Due to rising number of incidents in the 1970s, the idea of occupational health and safety began gaining momentum. Governments around the world implemented an appropriate legislative framework to set and enforce standards that would improve the safety conditions of the workplace. Unfortunately, as is often the case, a few major catastrophes accelerated this process. First, the Seveso disaster of 1976, in which an explosion at a chemical plant in Meda, north of Milan, released a chemical cloud containing the highly toxic dioxin. Thousands of animals died and many local residents experienced health problems for decades. In 1984, more than half a million people in Bhopal, India, were exposed to toxic gas from a chemical processing plant with poorly-maintained pipes. Within a month, 80,000 people had died. And in 1988, the Piper Alpha platform in the North Sea, 190 km north-east of Aberdeen, Scotland, exploded and sank killing 165 crew on board.

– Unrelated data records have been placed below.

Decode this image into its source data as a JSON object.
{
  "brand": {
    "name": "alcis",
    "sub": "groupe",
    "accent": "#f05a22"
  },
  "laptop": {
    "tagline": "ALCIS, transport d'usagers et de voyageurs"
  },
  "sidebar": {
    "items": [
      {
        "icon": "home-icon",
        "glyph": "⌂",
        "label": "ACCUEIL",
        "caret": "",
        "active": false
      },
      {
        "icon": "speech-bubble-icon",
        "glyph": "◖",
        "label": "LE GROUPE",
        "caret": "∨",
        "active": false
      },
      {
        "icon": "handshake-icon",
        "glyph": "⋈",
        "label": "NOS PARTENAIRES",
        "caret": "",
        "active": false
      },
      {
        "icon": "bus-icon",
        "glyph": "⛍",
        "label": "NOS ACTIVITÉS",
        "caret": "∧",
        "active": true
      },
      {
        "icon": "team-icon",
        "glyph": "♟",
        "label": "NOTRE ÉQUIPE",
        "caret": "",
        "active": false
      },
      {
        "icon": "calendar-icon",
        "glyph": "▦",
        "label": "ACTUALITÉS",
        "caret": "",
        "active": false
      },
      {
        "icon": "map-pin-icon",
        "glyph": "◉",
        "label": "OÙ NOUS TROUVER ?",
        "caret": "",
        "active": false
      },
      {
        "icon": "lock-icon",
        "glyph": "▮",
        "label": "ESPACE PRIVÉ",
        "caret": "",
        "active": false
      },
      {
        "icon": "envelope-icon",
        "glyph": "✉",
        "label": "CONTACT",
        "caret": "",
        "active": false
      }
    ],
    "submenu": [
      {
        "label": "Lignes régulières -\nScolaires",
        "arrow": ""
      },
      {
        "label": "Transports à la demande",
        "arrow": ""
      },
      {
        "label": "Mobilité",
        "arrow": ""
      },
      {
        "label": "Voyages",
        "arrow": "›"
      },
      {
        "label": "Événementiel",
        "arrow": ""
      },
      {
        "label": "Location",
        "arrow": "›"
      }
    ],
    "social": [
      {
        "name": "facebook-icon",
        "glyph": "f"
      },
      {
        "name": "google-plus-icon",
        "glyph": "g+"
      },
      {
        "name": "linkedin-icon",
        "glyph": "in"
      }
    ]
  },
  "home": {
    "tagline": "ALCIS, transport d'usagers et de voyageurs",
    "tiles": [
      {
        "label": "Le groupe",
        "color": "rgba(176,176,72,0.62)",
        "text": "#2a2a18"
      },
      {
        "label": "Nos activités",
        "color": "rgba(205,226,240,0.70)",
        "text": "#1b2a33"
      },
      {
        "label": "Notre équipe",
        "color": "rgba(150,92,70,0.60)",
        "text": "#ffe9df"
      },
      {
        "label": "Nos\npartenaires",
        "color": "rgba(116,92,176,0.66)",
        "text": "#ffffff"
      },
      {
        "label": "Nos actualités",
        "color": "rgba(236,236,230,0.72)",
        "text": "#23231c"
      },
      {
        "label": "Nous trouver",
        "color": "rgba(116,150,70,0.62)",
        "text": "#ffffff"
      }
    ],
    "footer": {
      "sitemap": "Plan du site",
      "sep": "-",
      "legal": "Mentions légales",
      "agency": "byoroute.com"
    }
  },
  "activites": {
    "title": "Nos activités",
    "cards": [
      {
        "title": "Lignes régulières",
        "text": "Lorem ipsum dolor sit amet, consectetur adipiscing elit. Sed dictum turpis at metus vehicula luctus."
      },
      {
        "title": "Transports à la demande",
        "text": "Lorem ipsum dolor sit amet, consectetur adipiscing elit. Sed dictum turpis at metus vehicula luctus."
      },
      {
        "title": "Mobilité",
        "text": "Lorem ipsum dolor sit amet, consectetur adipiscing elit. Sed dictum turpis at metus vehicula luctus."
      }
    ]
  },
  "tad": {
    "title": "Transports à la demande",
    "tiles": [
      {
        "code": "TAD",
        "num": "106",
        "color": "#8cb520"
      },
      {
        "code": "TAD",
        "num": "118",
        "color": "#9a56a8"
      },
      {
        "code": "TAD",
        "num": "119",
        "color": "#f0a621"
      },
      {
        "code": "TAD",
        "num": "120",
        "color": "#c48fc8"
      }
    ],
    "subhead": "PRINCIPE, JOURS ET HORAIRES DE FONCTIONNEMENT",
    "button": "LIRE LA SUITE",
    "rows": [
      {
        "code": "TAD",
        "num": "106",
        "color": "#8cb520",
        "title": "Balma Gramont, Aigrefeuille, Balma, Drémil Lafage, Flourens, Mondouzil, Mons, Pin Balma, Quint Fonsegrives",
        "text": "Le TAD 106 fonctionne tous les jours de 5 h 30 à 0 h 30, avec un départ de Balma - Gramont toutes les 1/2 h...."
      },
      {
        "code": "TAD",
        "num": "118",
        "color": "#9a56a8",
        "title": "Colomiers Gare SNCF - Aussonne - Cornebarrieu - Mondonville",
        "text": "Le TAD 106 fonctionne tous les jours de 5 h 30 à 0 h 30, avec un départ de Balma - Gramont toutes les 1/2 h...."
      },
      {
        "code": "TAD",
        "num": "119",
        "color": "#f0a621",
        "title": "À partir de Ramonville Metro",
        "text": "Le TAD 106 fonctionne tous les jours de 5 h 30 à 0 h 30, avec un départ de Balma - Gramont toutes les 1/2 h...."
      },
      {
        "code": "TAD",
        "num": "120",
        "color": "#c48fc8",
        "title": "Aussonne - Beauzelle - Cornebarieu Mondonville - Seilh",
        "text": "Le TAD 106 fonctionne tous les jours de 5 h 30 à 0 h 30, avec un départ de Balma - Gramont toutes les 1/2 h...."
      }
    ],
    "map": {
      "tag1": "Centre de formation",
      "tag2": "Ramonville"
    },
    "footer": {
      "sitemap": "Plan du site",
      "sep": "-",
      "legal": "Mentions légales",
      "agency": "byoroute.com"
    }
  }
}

The International Safety Management (ISM) code
Relevant for the dredging industry was the introduction in 1998 of the International Safety Management (ISM) code by the International Maritime Organization (IMO). The purpose of the ISM code is to provide an international standard for the safe management and operation of ships and for pollution prevention. It was born out of a series of serious shipping accidents in the 1980s. The worst of which was the roll-on/roll-off ferry Herald of Free Enterprise that capsized moments after leaving the Belgian port of Zeebrugge on the night of 6 March 1987, killing 193 of its 539 passengers and crew. The cause of this and other accidents was a combination of human error on board and management failings on shore.
Following these catastrophes, the world began focusing on environmental health and safety more than ever before. The chemical and the oil and gas industry led the charge, establishing a set of fundamentals to help ensure product and asset safety, environmental protection and occupational health. As a result, the occupational health and safety performance in the dredging industry at the end of the 1990s was mainly driven by legislation and certain clients.
Fast forward to 2022 and the dredging industry has achieved significant progress concerning its occupational health and safety performance after having adopted the right mindset over the last decades. The changes are a result of a long journey, with the necessary “learning” hiccups along the way. As well as the key moments and changes within the industry, there has been one continuous factor over the past 50 years – the motivation and willingness to improve.
Health and safety performance
There are three main shifts that improved occupational health and safety performance over the past decades:
- Improvement of technology and standards.
- Implementation of management systems.
- Change in culture.
The theoretical scheme in Figure 1 shows how these three shifts influenced the reduction of the incident rate over time. However, it is important to note that today the three topics cannot be separated and continuous effort given to all three is necessary in order to improve even further. This is especially the case when, for example, new activities are implemented and new equipment is used such as in the renewable energy market.